To pass AP U.S. History, you’ll need more than just the ability to memorize key information, you’ll also need to analyze historical events, interpret cause and effect, and write analyses and arguments.
The Three Easiest AP Classes
1. AP Psychology
With a reputation as one of the easiest AP classes, it comes as no surprise that AP Psychology is also one of the most popular—288,511 students took the exam in 2021. Despite the relative ease of this course, students still struggle; just 53.3% of students pass and only 14.1% earn a 5. The tough numbers are likely the result of students not taking this course seriously enough, which many agree is its crux.
AP Psych is commonly considered easy due to its uncomplicated coursework. Memorization is at the foundation of AP psychology—you’ll need to know the psychology-specific vocabulary, understand psychological concepts and details about notable scientists in the field, and be versed in important experiments.
Another reason why AP Psychology is considered among the easiest courses is its test. The AP Psychology test is only two hours long and predominantly multiple choice.
2. AP Comparative Government and Politics
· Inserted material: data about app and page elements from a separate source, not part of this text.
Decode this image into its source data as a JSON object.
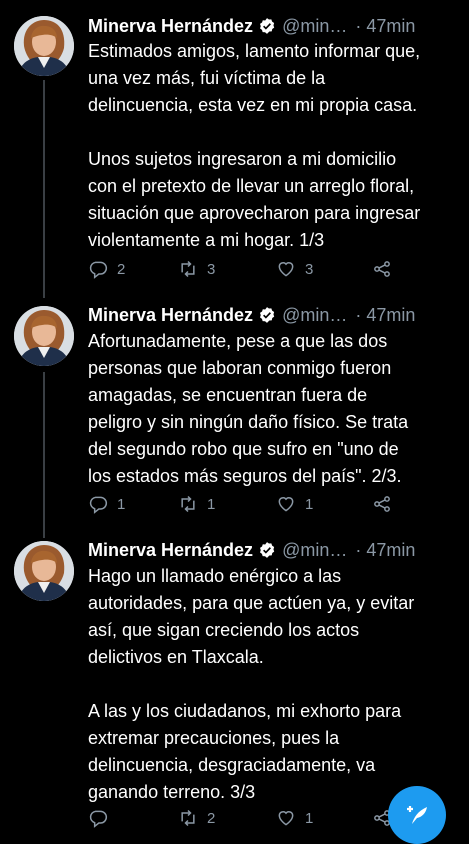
{
  "tweets": [
    {
      "name": "Minerva Hernández",
      "handle": "@min…",
      "time": "47min",
      "text": "Estimados amigos, lamento informar que,\nuna vez más, fui víctima de la\ndelincuencia, esta vez en mi propia casa.\n\nUnos sujetos ingresaron a mi domicilio\ncon el pretexto de llevar un arreglo floral,\nsituación que aprovecharon para ingresar\nviolentamente a mi hogar. 1/3",
      "replies": "2",
      "retweets": "3",
      "likes": "3"
    },
    {
      "name": "Minerva Hernández",
      "handle": "@min…",
      "time": "47min",
      "text": "Afortunadamente, pese a que las dos\npersonas que laboran conmigo fueron\namagadas, se encuentran fuera de\npeligro y sin ningún daño físico. Se trata\ndel segundo robo que sufro en \"uno de\nlos estados más seguros del país\". 2/3.",
      "replies": "1",
      "retweets": "1",
      "likes": "1"
    },
    {
      "name": "Minerva Hernández",
      "handle": "@min…",
      "time": "47min",
      "text": "Hago un llamado enérgico a las\nautoridades, para que actúen ya, y evitar\nasí, que sigan creciendo los actos\ndelictivos en Tlaxcala.\n\nA las y los ciudadanos, mi exhorto para\nextremar precauciones, pues la\ndelincuencia, desgraciadamente, va\nganando terreno. 3/3",
      "replies": "",
      "retweets": "2",
      "likes": "1"
    }
  ],
  "colors": {
    "background": "#000000",
    "text": "#ffffff",
    "secondary": "#8b98a5",
    "accent": "#1d9bf0"
  },
  "icons": {
    "reply": "reply-icon",
    "retweet": "retweet-icon",
    "like": "like-icon",
    "share": "share-icon",
    "verified": "verified-badge-icon",
    "compose": "compose-tweet-icon"
  }
}
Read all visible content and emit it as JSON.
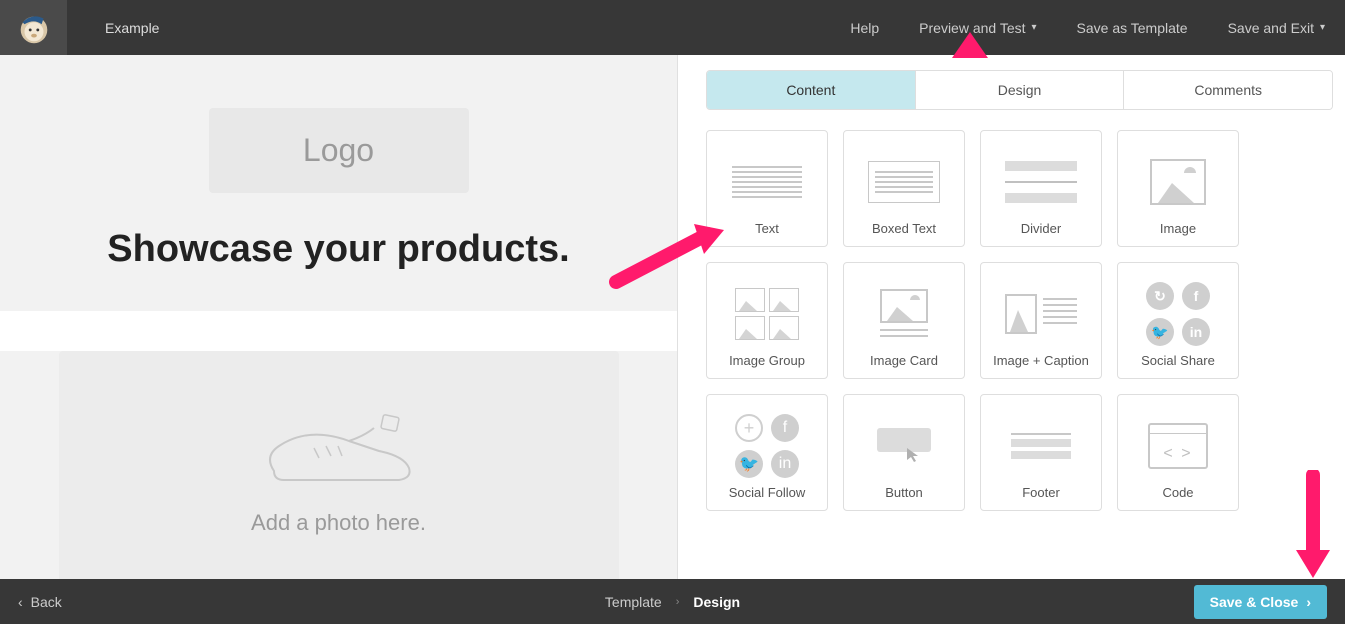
{
  "topbar": {
    "campaign_name": "Example",
    "links": {
      "help": "Help",
      "preview": "Preview and Test",
      "save_template": "Save as Template",
      "save_exit": "Save and Exit"
    }
  },
  "preview": {
    "logo_placeholder": "Logo",
    "headline": "Showcase your products.",
    "photo_placeholder": "Add a photo here."
  },
  "editor": {
    "tabs": {
      "content": "Content",
      "design": "Design",
      "comments": "Comments"
    },
    "active_tab": "content",
    "blocks": {
      "text": "Text",
      "boxed_text": "Boxed Text",
      "divider": "Divider",
      "image": "Image",
      "image_group": "Image Group",
      "image_card": "Image Card",
      "image_caption": "Image + Caption",
      "social_share": "Social Share",
      "social_follow": "Social Follow",
      "button": "Button",
      "footer": "Footer",
      "code": "Code"
    }
  },
  "bottombar": {
    "back": "Back",
    "crumb_template": "Template",
    "crumb_design": "Design",
    "save_close": "Save & Close"
  }
}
AP Comparative Government and Politics has a well-deserved place among the easiest AP classes and the numbers back it up. Almost three out of four students (71.8%) pass the exam and 16.6% of students score a 5.
What makes AP Comparative Government and Politics seem easy? The coursework is fairly broad, covering the political institutions and processes of six countries: China, Iran, Mexico, Nigeria, Russia, and the United Kingdom. Because the curriculum covers such a broad range of material—unlike a course like U.S Government and Politics, which has a 50.4% pass rate—it doesn’t go into the depths that other AP classes do.
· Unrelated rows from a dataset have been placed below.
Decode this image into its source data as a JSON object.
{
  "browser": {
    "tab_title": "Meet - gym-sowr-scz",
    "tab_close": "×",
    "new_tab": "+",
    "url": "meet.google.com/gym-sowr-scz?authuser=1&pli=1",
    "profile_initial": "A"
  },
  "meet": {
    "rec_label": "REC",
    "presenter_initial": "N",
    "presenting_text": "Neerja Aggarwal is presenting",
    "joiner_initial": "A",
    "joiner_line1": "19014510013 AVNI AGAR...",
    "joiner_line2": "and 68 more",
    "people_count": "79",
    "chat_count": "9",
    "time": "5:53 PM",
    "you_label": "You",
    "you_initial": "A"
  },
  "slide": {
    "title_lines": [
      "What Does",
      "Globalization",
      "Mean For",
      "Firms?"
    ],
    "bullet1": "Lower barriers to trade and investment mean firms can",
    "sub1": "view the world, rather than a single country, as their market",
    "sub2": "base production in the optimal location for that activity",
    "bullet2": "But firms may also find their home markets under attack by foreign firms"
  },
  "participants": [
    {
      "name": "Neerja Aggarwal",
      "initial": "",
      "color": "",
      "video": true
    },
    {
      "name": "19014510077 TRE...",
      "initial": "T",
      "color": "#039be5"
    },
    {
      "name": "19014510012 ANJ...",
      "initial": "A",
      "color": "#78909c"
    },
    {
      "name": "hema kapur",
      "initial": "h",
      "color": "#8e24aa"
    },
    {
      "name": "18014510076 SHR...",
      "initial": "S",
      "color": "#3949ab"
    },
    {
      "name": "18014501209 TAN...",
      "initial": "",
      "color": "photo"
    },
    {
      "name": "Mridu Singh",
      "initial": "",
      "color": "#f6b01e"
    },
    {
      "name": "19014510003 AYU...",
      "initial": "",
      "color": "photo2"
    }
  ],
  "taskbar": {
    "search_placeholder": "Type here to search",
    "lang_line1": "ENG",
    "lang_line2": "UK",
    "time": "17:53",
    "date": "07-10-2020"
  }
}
Much like AP Psychology, the AP Comparative Government and Politics test also helps solidify its position as one of the easier AP courses. The test is only two-and-a-half hours long and contains 55 multiple-choice questions and four free-response questions.
3. AP Environmental Science
Regarded as one of the easiest AP classes, AP Environmental Science still manages to give students trouble. Just 50.3% of students score a 3 or above and a mere 7% score a 5—one of the lowest rates among all the AP courses. However, the tough scores are generally attributed to students underestimating the effort required to successfully complete the class.
AP Environmental Science is an interdisciplinary course and while you don’t need a razor-sharp singular skill set, you will need knowledge from a wide range of fields, such as biology, geology, chemistry, algebra, and social studies. Relative to other AP courses, the curriculum is not particularly rigorous and has a hands-on lab component that is frequently supplemented with field trips.
Like the other less-challenging AP courses, the AP Environmental Science test is thought of as easy. It’s under three hours and is mostly multiple-choice—the exam has 80 multiple-choice questions and 3 free-response questions.
How AP Classes Impact Your College Chances
The number of AP classes you take can help make your admissions profile more competitive. Ivy League colleges and other highly selective institutions often use something called the Academic Index. A tool for assessing applicants, the Academic Index is a calculation that reduces a student’s academic record to one numerical score for easy comparison. Admissions officers can then use this score to make a quick assessment as to whether a student has enough academic qualifications to be considered for admission.
We have tried to help you understand all about AP courses. If you still have any doubts or any more questions regarding your career, course, or university selections, get in touch with us for expert advice on planning your career roadmap. Sign up with Eduvew today and boost your college admission chances.